If you had a mutt, would you be interested in taking a test that would tell you what breeds the dog is comprised of?
Rascal`s mom looked like Lassie. And his dad? Well, that`s a good question. Rascal`s ears make it clear that he was the product of something besides a collie, but his owners couldn`t say exactly what. So Kathie Svoboda of Lincoln dabbed a swab in her pet`s mouth, mailed it to a lab and, a few weeks later, unlocked the mutt`s canine heritage. Collie and cocker spaniel, as suspected, along with a twist — Shetland sheepdog.
The growing availability, and declining cost, of high-tech DNA tests are giving dog owners long baffled over the makeup of their mutts something to do besides shrug and speculate. The tests, which cost as little as $65, are the result of several years of work by scientists who gathered a large pool of DNA samples from thousands of dogs to create a sort of genetic roadmap of breeds.
If it was free or very very cheap, I might do it, just out of curiosity, but it wouldn't matter to me what the results were. I wouldn't pay $65 for it, though. I'm suspicious of how accurate this could be though, I doubt that the differences between breeds are distinct enough to really be able to tell the breed very accurately.

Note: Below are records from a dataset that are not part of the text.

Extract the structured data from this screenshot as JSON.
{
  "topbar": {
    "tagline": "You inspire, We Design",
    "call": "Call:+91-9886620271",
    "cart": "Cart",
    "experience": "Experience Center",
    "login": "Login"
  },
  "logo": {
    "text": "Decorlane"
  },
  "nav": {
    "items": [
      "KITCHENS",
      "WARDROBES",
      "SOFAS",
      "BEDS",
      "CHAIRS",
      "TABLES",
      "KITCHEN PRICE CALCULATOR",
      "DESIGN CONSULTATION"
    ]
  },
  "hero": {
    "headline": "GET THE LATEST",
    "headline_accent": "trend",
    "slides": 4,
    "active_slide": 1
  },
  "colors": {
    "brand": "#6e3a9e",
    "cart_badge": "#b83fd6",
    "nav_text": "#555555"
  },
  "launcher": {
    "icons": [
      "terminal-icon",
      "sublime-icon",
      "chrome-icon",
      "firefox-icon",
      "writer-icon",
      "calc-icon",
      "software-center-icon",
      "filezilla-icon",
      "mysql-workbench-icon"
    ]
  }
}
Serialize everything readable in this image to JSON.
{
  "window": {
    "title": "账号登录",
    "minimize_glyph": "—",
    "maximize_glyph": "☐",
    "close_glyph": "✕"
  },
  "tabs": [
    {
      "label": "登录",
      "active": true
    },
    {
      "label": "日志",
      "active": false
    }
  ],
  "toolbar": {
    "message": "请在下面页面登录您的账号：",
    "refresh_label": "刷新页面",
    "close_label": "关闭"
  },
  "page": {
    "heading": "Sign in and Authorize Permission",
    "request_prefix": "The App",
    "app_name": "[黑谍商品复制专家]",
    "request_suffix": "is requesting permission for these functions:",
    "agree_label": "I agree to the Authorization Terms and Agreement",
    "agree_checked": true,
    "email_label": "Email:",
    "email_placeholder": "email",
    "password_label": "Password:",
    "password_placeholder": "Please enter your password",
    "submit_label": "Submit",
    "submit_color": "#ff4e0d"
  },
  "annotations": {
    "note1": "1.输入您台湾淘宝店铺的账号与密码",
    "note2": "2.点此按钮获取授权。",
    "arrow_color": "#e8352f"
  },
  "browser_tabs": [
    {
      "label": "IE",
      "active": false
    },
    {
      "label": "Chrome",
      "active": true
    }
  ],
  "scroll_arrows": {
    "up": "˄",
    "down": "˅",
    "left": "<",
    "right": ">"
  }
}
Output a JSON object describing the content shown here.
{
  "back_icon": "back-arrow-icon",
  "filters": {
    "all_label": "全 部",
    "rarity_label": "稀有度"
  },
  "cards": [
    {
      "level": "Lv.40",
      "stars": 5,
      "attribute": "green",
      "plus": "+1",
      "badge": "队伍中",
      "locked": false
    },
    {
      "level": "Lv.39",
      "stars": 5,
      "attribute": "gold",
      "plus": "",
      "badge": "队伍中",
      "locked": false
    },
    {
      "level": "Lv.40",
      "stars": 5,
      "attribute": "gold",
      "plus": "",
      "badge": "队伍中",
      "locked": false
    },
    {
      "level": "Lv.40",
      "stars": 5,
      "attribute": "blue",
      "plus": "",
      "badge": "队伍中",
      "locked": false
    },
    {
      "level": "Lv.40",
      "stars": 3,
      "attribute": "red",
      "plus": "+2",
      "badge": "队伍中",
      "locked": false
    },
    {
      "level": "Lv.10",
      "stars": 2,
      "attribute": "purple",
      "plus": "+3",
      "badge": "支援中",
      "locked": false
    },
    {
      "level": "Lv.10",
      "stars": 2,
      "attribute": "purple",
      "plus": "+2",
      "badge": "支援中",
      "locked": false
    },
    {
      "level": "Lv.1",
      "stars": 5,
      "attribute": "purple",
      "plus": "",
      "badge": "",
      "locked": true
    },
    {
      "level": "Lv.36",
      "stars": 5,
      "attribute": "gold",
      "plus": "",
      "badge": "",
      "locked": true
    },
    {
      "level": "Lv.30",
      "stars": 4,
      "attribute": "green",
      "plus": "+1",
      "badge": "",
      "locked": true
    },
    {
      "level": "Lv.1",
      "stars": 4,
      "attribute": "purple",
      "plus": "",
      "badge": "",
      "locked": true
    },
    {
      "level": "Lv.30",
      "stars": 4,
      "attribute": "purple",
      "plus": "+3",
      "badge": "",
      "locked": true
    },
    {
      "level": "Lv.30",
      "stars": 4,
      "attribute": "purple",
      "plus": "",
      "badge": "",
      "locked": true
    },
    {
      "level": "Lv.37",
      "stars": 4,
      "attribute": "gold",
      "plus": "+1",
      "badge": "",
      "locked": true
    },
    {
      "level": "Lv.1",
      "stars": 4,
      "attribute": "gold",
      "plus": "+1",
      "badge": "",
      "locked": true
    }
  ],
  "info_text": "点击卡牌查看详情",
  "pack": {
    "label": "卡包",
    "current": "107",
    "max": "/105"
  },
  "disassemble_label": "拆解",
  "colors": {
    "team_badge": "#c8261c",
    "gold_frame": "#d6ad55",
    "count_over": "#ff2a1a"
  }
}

On 10/8/2007 12:30:02 AM burnteffigy wrote: I'm suspicious of how accurate this could be though, I doubt that the differences between breeds are distinct enough to really be able to tell the breed very accurately.
There definitely are very specific differences in different breeds, so i think they can tell. They have all that DNA stuff down quite precisely.